Hunting gave birth to my love of the woods, my admiration of nature, my appreciation of wildlife, and, in many ways, my photography. I carried my grandfather's rifles every season, but during that week, knowing I was not going to kill a deer, I began to carry my camera too. There, hunting in the woods of Maine with my Dad and Uncle, the foundation of my photography took hold. Over the years, with my back against many different trees in the woods of Maine, I spent more time thinking about nature and photography which, thankfully, fed my growing hunger for knowledge and skill in both. Today, I owe a lot to the principles and comfort of hunting camp.
My Dad and Uncle hunted in Maine together for over 50 years and neither ever shot a deer. I hunted with my Dad for over 30 years and, I too, never shot a deer. We saw many deer over the years, as well as many other animals, and each of us would always talk with false bravado that this was the year one of us would get that one big buck. It never happened. However, much more importantly, I shared over 30 hunting camp seasons with my Dad. It was always magical to me. I was never closer to him than I was for each of those weeks every November. He was my Dad, but hunting camp gave us something more - for a week we were friends. It took a few years, but soon I was no longer bewildered about not shooting a deer and instead looked forward to the things my Dad and Uncle pointed out that first morning in Dixmont that made hunting camp so special.
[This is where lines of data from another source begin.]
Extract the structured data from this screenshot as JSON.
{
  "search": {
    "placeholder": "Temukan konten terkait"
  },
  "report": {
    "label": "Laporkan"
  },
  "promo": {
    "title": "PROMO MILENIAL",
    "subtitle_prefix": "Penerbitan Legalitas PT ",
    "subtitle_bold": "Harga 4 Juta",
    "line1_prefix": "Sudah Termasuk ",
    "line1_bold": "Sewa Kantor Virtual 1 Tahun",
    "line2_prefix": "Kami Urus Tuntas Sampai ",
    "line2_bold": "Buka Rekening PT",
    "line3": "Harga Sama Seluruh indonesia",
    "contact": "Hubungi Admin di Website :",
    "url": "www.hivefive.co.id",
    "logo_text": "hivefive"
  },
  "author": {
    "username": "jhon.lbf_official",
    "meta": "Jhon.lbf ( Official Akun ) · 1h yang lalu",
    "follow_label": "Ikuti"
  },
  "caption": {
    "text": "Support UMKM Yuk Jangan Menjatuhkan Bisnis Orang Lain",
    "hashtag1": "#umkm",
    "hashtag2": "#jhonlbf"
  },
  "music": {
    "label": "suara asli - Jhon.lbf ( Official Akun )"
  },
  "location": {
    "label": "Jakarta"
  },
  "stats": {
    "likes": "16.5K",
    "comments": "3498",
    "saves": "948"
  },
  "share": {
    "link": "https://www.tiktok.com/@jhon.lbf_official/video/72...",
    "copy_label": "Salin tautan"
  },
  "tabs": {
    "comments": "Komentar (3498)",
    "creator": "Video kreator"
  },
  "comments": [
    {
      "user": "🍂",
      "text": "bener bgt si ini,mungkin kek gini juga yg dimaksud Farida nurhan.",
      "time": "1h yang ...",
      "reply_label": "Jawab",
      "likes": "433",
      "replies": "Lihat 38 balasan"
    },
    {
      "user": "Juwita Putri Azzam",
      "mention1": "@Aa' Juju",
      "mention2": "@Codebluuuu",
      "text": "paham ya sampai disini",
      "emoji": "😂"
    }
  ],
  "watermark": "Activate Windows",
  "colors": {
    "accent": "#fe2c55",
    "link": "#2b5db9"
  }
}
This morning I set out for Solon and The Cabin. My son, 16 years old, will be with me. Along the way we will stop and pick up my Dad who is now 88. It will be my son's first hunting camp ever. He will carry no rifle. I will carry no rifle. My Dad will carry no rifle. But, together we will do all of the things that make hunting camp truly special. Later this afternoon my son and I will walk the woods carrying our cameras. There, in the woods of Maine, I will begin to teach him the value of nature and hunting camp. Over dinner my Dad will share stories with my son, ones that I have heard a thousand times, to grow their bond as he once did with me. This will be one of the best days of my life.
Yes, there is much, much more to hunting camp.
Photograph What You Feel